## [WORK TASK]
Pull every "title" line out of the data below.

## [EXERCISE MATERIALS]

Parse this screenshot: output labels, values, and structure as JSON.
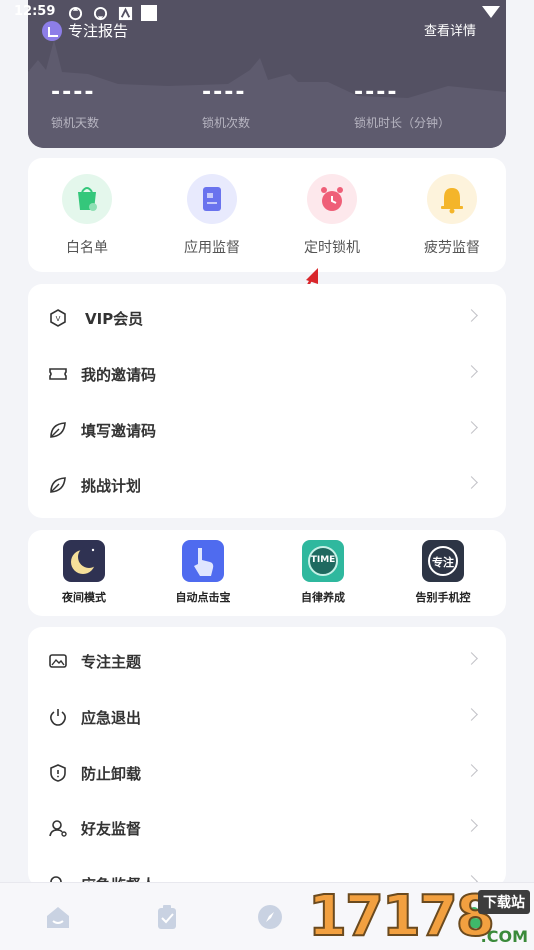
{
  "status_bar": {
    "time": "12:59"
  },
  "report": {
    "title": "专注报告",
    "detail_link": "查看详情",
    "stats": [
      {
        "value": "----",
        "label": "锁机天数"
      },
      {
        "value": "----",
        "label": "锁机次数"
      },
      {
        "value": "----",
        "label": "锁机时长（分钟）"
      }
    ]
  },
  "quick_actions": [
    {
      "label": "白名单",
      "icon": "shopping-bag-icon",
      "color": "#34c77b"
    },
    {
      "label": "应用监督",
      "icon": "document-icon",
      "color": "#6a73ee"
    },
    {
      "label": "定时锁机",
      "icon": "alarm-clock-icon",
      "color": "#ef5f78"
    },
    {
      "label": "疲劳监督",
      "icon": "bell-icon",
      "color": "#f4b52a"
    }
  ],
  "menu1": [
    {
      "label": "VIP会员",
      "icon": "vip-icon"
    },
    {
      "label": "我的邀请码",
      "icon": "ticket-icon"
    },
    {
      "label": "填写邀请码",
      "icon": "leaf-icon"
    },
    {
      "label": "挑战计划",
      "icon": "leaf-icon"
    }
  ],
  "apps": [
    {
      "label": "夜间模式",
      "icon": "moon-icon"
    },
    {
      "label": "自动点击宝",
      "icon": "tap-hand-icon"
    },
    {
      "label": "自律养成",
      "icon": "time-icon",
      "text": "TIME"
    },
    {
      "label": "告别手机控",
      "icon": "focus-icon",
      "text": "专注"
    }
  ],
  "menu2": [
    {
      "label": "专注主题",
      "icon": "image-icon"
    },
    {
      "label": "应急退出",
      "icon": "power-icon"
    },
    {
      "label": "防止卸载",
      "icon": "shield-icon"
    },
    {
      "label": "好友监督",
      "icon": "user-icon"
    },
    {
      "label": "应急监督人",
      "icon": "search-icon"
    }
  ],
  "tabs": [
    {
      "icon": "home-icon"
    },
    {
      "icon": "clipboard-icon"
    },
    {
      "icon": "compass-icon"
    },
    {
      "icon": "profile-icon"
    }
  ],
  "watermark": {
    "number": "17178",
    "tag": "下载站",
    "suffix": ".COM"
  }
}
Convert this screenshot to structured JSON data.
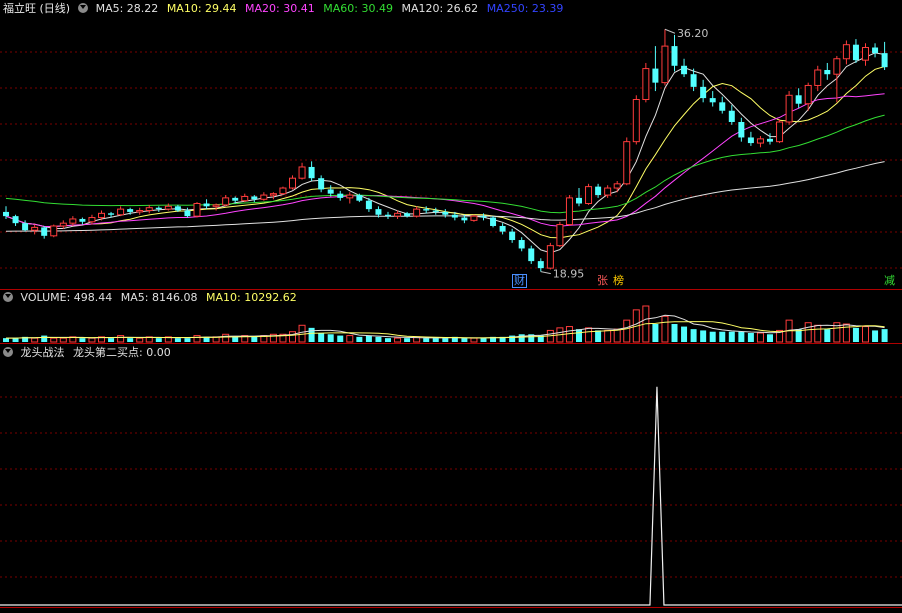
{
  "main_panel": {
    "title": "福立旺 (日线)",
    "ma_labels": [
      {
        "text": "MA5: 28.22",
        "color": "#e0e0e0"
      },
      {
        "text": "MA10: 29.44",
        "color": "#ffff66"
      },
      {
        "text": "MA20: 30.41",
        "color": "#ff44ff"
      },
      {
        "text": "MA60: 30.49",
        "color": "#33dd33"
      },
      {
        "text": "MA120: 26.62",
        "color": "#e0e0e0"
      },
      {
        "text": "MA250: 23.39",
        "color": "#3344ff"
      }
    ],
    "high_label": "36.20",
    "low_label": "18.95",
    "event_markers": [
      {
        "text": "财",
        "color": "#4a90ff"
      },
      {
        "text": "张",
        "color": "#ff5a5a"
      },
      {
        "text": "榜",
        "color": "#ffcc00"
      },
      {
        "text": "减",
        "color": "#33dd33"
      }
    ]
  },
  "volume_panel": {
    "label": "VOLUME: 498.44",
    "ma5": "MA5: 8146.08",
    "ma10": "MA10: 10292.62"
  },
  "indicator_panel": {
    "name": "龙头战法",
    "series_label": "龙头第二买点: 0.00"
  },
  "colors": {
    "up": "#ff3c3c",
    "down": "#54ffff",
    "ma5": "#e0e0e0",
    "ma10": "#ffff66",
    "ma20": "#ff44ff",
    "ma60": "#33dd33",
    "ma120": "#e0e0e0",
    "ma250": "#3344ff",
    "grid": "#7a0000",
    "separator": "#b00000"
  },
  "chart_data": [
    {
      "type": "candlestick",
      "title": "福立旺 (日线)",
      "ylim": [
        18,
        37
      ],
      "price_max": 36.2,
      "price_min": 18.95,
      "candles": [
        [
          23.2,
          23.6,
          22.7,
          22.9
        ],
        [
          22.9,
          23.0,
          22.2,
          22.4
        ],
        [
          22.4,
          22.6,
          21.8,
          21.9
        ],
        [
          21.9,
          22.3,
          21.6,
          22.1
        ],
        [
          22.1,
          22.2,
          21.3,
          21.5
        ],
        [
          21.5,
          22.3,
          21.4,
          22.2
        ],
        [
          22.2,
          22.6,
          22.0,
          22.4
        ],
        [
          22.4,
          22.9,
          22.2,
          22.7
        ],
        [
          22.7,
          22.8,
          22.3,
          22.5
        ],
        [
          22.5,
          23.0,
          22.3,
          22.8
        ],
        [
          22.8,
          23.3,
          22.6,
          23.1
        ],
        [
          23.1,
          23.2,
          22.8,
          23.0
        ],
        [
          23.0,
          23.6,
          22.9,
          23.4
        ],
        [
          23.4,
          23.5,
          23.0,
          23.2
        ],
        [
          23.2,
          23.5,
          23.0,
          23.3
        ],
        [
          23.3,
          23.7,
          23.1,
          23.5
        ],
        [
          23.5,
          23.6,
          23.2,
          23.4
        ],
        [
          23.4,
          23.8,
          23.3,
          23.6
        ],
        [
          23.6,
          23.7,
          23.2,
          23.3
        ],
        [
          23.3,
          23.5,
          22.8,
          22.9
        ],
        [
          22.9,
          23.9,
          22.8,
          23.8
        ],
        [
          23.8,
          24.1,
          23.4,
          23.6
        ],
        [
          23.6,
          23.8,
          23.3,
          23.7
        ],
        [
          23.7,
          24.4,
          23.6,
          24.2
        ],
        [
          24.2,
          24.3,
          23.8,
          24.0
        ],
        [
          24.0,
          24.5,
          23.9,
          24.3
        ],
        [
          24.3,
          24.4,
          23.9,
          24.1
        ],
        [
          24.1,
          24.6,
          24.0,
          24.4
        ],
        [
          24.4,
          24.6,
          24.1,
          24.5
        ],
        [
          24.5,
          25.0,
          24.4,
          24.9
        ],
        [
          24.9,
          25.8,
          24.8,
          25.6
        ],
        [
          25.6,
          26.7,
          25.5,
          26.4
        ],
        [
          26.4,
          26.8,
          25.4,
          25.6
        ],
        [
          25.6,
          25.8,
          24.6,
          24.8
        ],
        [
          24.8,
          25.1,
          24.3,
          24.5
        ],
        [
          24.5,
          24.7,
          24.0,
          24.2
        ],
        [
          24.2,
          24.6,
          23.8,
          24.4
        ],
        [
          24.4,
          24.5,
          23.9,
          24.0
        ],
        [
          24.0,
          24.2,
          23.2,
          23.4
        ],
        [
          23.4,
          23.6,
          22.8,
          23.0
        ],
        [
          23.0,
          23.2,
          22.7,
          22.9
        ],
        [
          22.9,
          23.3,
          22.7,
          23.1
        ],
        [
          23.1,
          23.2,
          22.8,
          22.9
        ],
        [
          22.9,
          23.6,
          22.8,
          23.4
        ],
        [
          23.4,
          23.6,
          23.1,
          23.3
        ],
        [
          23.3,
          23.5,
          23.0,
          23.2
        ],
        [
          23.2,
          23.4,
          22.8,
          23.0
        ],
        [
          23.0,
          23.2,
          22.6,
          22.8
        ],
        [
          22.8,
          23.0,
          22.4,
          22.6
        ],
        [
          22.6,
          23.0,
          22.5,
          22.9
        ],
        [
          22.9,
          23.1,
          22.6,
          22.8
        ],
        [
          22.8,
          22.9,
          22.1,
          22.2
        ],
        [
          22.2,
          22.4,
          21.6,
          21.8
        ],
        [
          21.8,
          22.0,
          21.0,
          21.2
        ],
        [
          21.2,
          21.4,
          20.4,
          20.6
        ],
        [
          20.6,
          20.8,
          19.5,
          19.7
        ],
        [
          19.7,
          19.9,
          18.95,
          19.2
        ],
        [
          19.2,
          21.0,
          19.1,
          20.8
        ],
        [
          20.8,
          22.5,
          20.7,
          22.3
        ],
        [
          22.3,
          24.4,
          22.2,
          24.2
        ],
        [
          24.2,
          24.9,
          23.6,
          23.8
        ],
        [
          23.8,
          25.2,
          23.7,
          25.0
        ],
        [
          25.0,
          25.2,
          24.2,
          24.4
        ],
        [
          24.4,
          25.1,
          24.2,
          24.9
        ],
        [
          24.9,
          25.4,
          24.6,
          25.2
        ],
        [
          25.2,
          28.5,
          25.1,
          28.2
        ],
        [
          28.2,
          31.5,
          28.0,
          31.2
        ],
        [
          31.2,
          33.8,
          31.0,
          33.4
        ],
        [
          33.4,
          35.0,
          31.8,
          32.4
        ],
        [
          32.4,
          36.2,
          32.2,
          35.0
        ],
        [
          35.0,
          35.8,
          33.2,
          33.6
        ],
        [
          33.6,
          34.1,
          32.8,
          33.0
        ],
        [
          33.0,
          33.4,
          31.8,
          32.1
        ],
        [
          32.1,
          32.6,
          31.0,
          31.3
        ],
        [
          31.3,
          31.8,
          30.7,
          31.0
        ],
        [
          31.0,
          31.4,
          30.2,
          30.4
        ],
        [
          30.4,
          30.8,
          29.4,
          29.6
        ],
        [
          29.6,
          29.9,
          28.2,
          28.5
        ],
        [
          28.5,
          28.9,
          27.9,
          28.1
        ],
        [
          28.1,
          28.6,
          27.8,
          28.4
        ],
        [
          28.4,
          28.8,
          28.0,
          28.2
        ],
        [
          28.2,
          29.8,
          28.1,
          29.6
        ],
        [
          29.6,
          31.8,
          29.4,
          31.5
        ],
        [
          31.5,
          32.0,
          30.6,
          30.9
        ],
        [
          30.9,
          32.4,
          30.4,
          32.2
        ],
        [
          32.2,
          33.6,
          31.8,
          33.3
        ],
        [
          33.3,
          33.8,
          32.6,
          33.0
        ],
        [
          33.0,
          34.3,
          31.0,
          34.1
        ],
        [
          34.1,
          35.4,
          33.7,
          35.1
        ],
        [
          35.1,
          35.5,
          33.8,
          34.0
        ],
        [
          34.0,
          35.2,
          33.6,
          34.9
        ],
        [
          34.9,
          35.2,
          34.2,
          34.5
        ],
        [
          34.5,
          35.3,
          33.3,
          33.5
        ]
      ],
      "ma_period_labels": [
        "MA5",
        "MA10",
        "MA20",
        "MA60",
        "MA120",
        "MA250"
      ],
      "ma_values": [
        28.22,
        29.44,
        30.41,
        30.49,
        26.62,
        23.39
      ]
    },
    {
      "type": "bar",
      "title": "VOLUME",
      "volume": [
        3,
        3,
        4,
        3,
        5,
        3,
        3,
        4,
        3,
        3,
        4,
        3,
        5,
        3,
        3,
        4,
        3,
        4,
        3,
        3,
        5,
        4,
        4,
        6,
        4,
        5,
        4,
        5,
        6,
        6,
        8,
        13,
        11,
        7,
        6,
        5,
        5,
        4,
        5,
        4,
        3,
        3,
        3,
        4,
        3,
        3,
        3,
        4,
        3,
        3,
        3,
        4,
        4,
        5,
        6,
        6,
        5,
        9,
        11,
        12,
        10,
        11,
        9,
        9,
        10,
        17,
        25,
        28,
        14,
        20,
        14,
        12,
        10,
        9,
        8,
        8,
        8,
        8,
        7,
        7,
        6,
        9,
        17,
        10,
        15,
        13,
        10,
        15,
        14,
        11,
        12,
        9,
        10
      ],
      "ma5": 8146.08,
      "ma10": 10292.62,
      "last": 498.44
    },
    {
      "type": "line",
      "title": "龙头战法",
      "series": [
        {
          "name": "龙头第二买点",
          "spike_index": 69,
          "spike_value": 1,
          "last": 0.0
        }
      ],
      "ylim": [
        0,
        1.1
      ]
    }
  ]
}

## [FINISHED TASK]
    "title": "专注报告",
    "title": "福立旺 (日线)",
      "title": "福立旺 (日线)",
      "title": "VOLUME",
      "title": "龙头战法",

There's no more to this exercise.